WORK REQUEST: When you repeat the entries, reproduce each line exactly and omit every picture.

SUPPLIED RECORDS:
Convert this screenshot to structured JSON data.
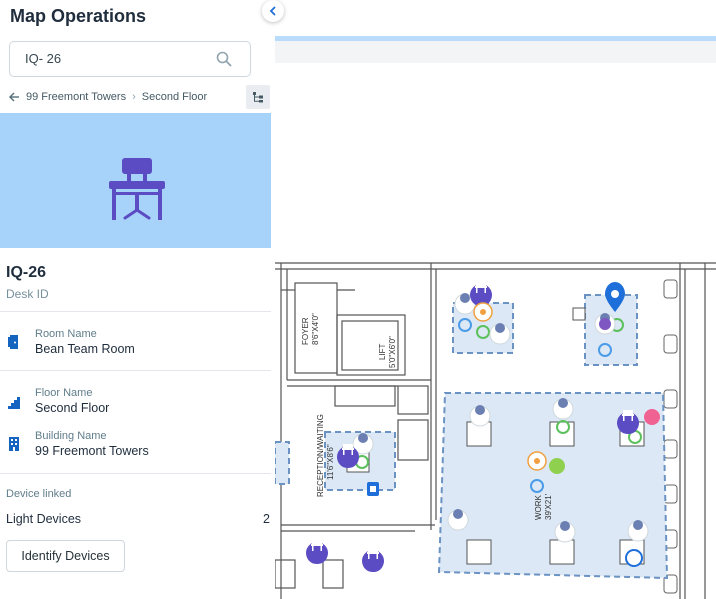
{
  "app": {
    "title": "Map Operations"
  },
  "search": {
    "value": "IQ- 26",
    "icon": "search-icon"
  },
  "breadcrumb": {
    "items": [
      "99 Freemont Towers",
      "Second Floor"
    ]
  },
  "desk": {
    "title": "IQ-26",
    "subtitle": "Desk ID",
    "hero_color": "#a7d3fb",
    "icon_color": "#5b4cc4"
  },
  "details": [
    {
      "label": "Room Name",
      "value": "Bean Team Room",
      "icon": "door-icon"
    },
    {
      "label": "Floor Name",
      "value": "Second Floor",
      "icon": "stairs-icon"
    },
    {
      "label": "Building Name",
      "value": "99 Freemont Towers",
      "icon": "building-icon"
    }
  ],
  "devices": {
    "section_label": "Device linked",
    "light_label": "Light Devices",
    "light_count": "2",
    "identify_label": "Identify Devices"
  },
  "map": {
    "labels": {
      "foyer": "FOYER",
      "foyer_size": "8'6\"X4'0\"",
      "lift": "LIFT",
      "lift_size": "5'0\"X6'0\"",
      "reception": "RECEPTION/WAITING",
      "reception_size": "11'6\"X8'6\"",
      "work": "WORK",
      "work_size": "39'X21'"
    },
    "accent_color": "#5b4cc4",
    "zone_fill": "#dce8f5",
    "zone_stroke": "#6a92c2"
  }
}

ANSWER FOR THIS EXERCISE:
Convert this screenshot to structured JSON data.
{
  "app": {
    "title": "Map Operations"
  },
  "search": {
    "value": "IQ- 26",
    "icon": "search-icon"
  },
  "breadcrumb": {
    "items": [
      "99 Freemont Towers",
      "Second Floor"
    ]
  },
  "desk": {
    "title": "IQ-26",
    "subtitle": "Desk ID",
    "hero_color": "#a7d3fb",
    "icon_color": "#5b4cc4"
  },
  "details": [
    {
      "label": "Room Name",
      "value": "Bean Team Room",
      "icon": "door-icon"
    },
    {
      "label": "Floor Name",
      "value": "Second Floor",
      "icon": "stairs-icon"
    },
    {
      "label": "Building Name",
      "value": "99 Freemont Towers",
      "icon": "building-icon"
    }
  ],
  "devices": {
    "section_label": "Device linked",
    "light_label": "Light Devices",
    "light_count": "2",
    "identify_label": "Identify Devices"
  },
  "map": {
    "labels": {
      "foyer": "FOYER",
      "foyer_size": "8'6\"X4'0\"",
      "lift": "LIFT",
      "lift_size": "5'0\"X6'0\"",
      "reception": "RECEPTION/WAITING",
      "reception_size": "11'6\"X8'6\"",
      "work": "WORK",
      "work_size": "39'X21'"
    },
    "accent_color": "#5b4cc4",
    "zone_fill": "#dce8f5",
    "zone_stroke": "#6a92c2"
  }
}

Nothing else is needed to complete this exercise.